DATA PROVIDED:
- - -
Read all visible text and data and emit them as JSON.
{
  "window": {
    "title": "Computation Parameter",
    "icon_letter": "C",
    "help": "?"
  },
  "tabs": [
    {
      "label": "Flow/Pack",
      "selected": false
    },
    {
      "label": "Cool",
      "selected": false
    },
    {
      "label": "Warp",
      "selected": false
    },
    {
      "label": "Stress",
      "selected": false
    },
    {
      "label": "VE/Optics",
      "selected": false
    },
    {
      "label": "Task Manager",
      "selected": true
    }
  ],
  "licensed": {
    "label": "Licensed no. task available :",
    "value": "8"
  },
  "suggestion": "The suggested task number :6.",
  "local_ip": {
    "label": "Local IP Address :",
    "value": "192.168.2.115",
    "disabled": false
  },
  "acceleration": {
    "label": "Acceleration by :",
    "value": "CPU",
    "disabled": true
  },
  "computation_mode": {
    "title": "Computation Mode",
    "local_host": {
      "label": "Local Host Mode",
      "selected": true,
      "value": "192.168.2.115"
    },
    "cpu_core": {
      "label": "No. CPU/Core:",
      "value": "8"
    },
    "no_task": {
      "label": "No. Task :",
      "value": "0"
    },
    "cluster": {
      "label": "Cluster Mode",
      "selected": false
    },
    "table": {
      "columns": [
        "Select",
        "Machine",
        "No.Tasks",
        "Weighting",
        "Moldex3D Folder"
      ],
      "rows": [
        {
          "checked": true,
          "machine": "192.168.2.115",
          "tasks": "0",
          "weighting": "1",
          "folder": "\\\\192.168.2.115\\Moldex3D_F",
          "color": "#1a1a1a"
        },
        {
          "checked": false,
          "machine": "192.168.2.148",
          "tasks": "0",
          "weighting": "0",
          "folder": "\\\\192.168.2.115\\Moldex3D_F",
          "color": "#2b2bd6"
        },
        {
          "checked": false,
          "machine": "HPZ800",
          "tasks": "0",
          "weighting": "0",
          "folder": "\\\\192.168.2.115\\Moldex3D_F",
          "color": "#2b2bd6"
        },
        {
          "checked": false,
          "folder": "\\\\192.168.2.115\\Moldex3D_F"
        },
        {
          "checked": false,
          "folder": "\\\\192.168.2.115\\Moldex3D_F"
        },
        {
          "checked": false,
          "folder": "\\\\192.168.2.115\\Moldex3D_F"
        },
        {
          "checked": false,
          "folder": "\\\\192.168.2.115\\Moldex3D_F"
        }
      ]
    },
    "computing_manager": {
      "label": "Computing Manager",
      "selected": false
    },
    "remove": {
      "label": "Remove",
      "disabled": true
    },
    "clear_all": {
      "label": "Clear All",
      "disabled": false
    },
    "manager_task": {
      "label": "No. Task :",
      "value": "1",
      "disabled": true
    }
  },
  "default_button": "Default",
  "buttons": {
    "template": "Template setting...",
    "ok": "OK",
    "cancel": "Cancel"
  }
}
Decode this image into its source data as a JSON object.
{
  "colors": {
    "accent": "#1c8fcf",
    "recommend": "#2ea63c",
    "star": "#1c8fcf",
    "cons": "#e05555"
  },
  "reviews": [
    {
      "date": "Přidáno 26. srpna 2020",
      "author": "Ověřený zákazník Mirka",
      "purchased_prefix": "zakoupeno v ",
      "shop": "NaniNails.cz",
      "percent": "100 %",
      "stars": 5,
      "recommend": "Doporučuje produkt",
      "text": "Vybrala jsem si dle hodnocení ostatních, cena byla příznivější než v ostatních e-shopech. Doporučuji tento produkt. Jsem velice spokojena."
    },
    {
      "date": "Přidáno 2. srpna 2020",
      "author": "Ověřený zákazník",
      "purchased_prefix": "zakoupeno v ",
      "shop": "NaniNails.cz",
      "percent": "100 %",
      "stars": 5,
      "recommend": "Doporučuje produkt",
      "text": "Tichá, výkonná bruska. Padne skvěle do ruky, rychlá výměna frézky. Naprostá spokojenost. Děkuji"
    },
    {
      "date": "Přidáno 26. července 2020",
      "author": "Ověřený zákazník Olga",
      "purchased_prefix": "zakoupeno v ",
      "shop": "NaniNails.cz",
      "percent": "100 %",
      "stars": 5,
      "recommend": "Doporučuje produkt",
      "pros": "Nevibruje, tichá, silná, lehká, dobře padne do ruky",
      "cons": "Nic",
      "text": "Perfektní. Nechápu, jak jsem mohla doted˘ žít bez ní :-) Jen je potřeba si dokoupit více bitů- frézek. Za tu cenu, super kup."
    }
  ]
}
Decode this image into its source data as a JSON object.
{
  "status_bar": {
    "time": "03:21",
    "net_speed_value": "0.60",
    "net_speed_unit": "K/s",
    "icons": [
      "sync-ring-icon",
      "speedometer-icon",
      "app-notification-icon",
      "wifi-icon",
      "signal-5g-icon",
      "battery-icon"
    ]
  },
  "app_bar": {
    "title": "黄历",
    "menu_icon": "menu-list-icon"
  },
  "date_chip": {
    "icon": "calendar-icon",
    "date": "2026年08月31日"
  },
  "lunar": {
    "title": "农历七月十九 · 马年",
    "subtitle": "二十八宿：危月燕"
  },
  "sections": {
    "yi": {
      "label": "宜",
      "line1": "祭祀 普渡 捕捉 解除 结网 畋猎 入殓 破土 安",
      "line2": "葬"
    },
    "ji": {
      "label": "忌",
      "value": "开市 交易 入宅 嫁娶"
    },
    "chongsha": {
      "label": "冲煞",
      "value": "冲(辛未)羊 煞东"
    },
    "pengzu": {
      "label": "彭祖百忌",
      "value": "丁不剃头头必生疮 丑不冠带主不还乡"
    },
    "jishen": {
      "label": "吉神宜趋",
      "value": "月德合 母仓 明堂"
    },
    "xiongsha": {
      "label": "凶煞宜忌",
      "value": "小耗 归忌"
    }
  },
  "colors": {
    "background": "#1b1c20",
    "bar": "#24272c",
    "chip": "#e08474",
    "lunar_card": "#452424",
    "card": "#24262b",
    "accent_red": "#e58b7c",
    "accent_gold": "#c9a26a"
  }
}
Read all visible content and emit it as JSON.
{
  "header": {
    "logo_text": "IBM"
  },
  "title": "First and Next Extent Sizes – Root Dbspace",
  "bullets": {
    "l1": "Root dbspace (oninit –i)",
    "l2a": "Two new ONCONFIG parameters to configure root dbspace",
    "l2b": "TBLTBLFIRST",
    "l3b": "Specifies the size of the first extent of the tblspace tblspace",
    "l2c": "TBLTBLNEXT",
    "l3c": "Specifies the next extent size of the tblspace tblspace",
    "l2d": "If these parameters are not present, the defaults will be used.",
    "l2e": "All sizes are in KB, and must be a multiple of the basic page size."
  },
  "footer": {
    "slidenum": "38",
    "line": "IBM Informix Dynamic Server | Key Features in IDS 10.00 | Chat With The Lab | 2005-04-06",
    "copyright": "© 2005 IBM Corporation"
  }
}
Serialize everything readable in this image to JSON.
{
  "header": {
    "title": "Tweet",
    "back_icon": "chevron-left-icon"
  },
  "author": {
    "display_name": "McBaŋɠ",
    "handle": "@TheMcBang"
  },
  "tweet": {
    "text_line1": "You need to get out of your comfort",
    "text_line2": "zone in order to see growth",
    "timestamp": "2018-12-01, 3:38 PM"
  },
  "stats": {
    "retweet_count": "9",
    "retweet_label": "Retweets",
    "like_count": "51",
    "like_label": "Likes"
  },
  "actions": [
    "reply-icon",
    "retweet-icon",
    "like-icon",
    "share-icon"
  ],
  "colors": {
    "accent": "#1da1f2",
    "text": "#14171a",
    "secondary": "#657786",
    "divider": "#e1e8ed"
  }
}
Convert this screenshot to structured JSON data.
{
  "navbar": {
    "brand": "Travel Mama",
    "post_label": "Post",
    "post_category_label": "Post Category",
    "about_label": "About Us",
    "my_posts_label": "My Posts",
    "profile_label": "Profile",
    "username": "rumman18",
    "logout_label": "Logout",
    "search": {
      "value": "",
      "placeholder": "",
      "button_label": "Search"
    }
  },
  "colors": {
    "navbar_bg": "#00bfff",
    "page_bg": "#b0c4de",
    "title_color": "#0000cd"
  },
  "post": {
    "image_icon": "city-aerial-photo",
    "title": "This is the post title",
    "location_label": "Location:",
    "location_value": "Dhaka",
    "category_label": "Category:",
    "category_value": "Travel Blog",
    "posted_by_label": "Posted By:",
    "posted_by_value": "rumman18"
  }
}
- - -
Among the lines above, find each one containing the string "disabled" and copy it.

RESPONSE TO THIS EXERCISE:
    "disabled": false
    "disabled": true
      "disabled": true
      "disabled": false
      "disabled": true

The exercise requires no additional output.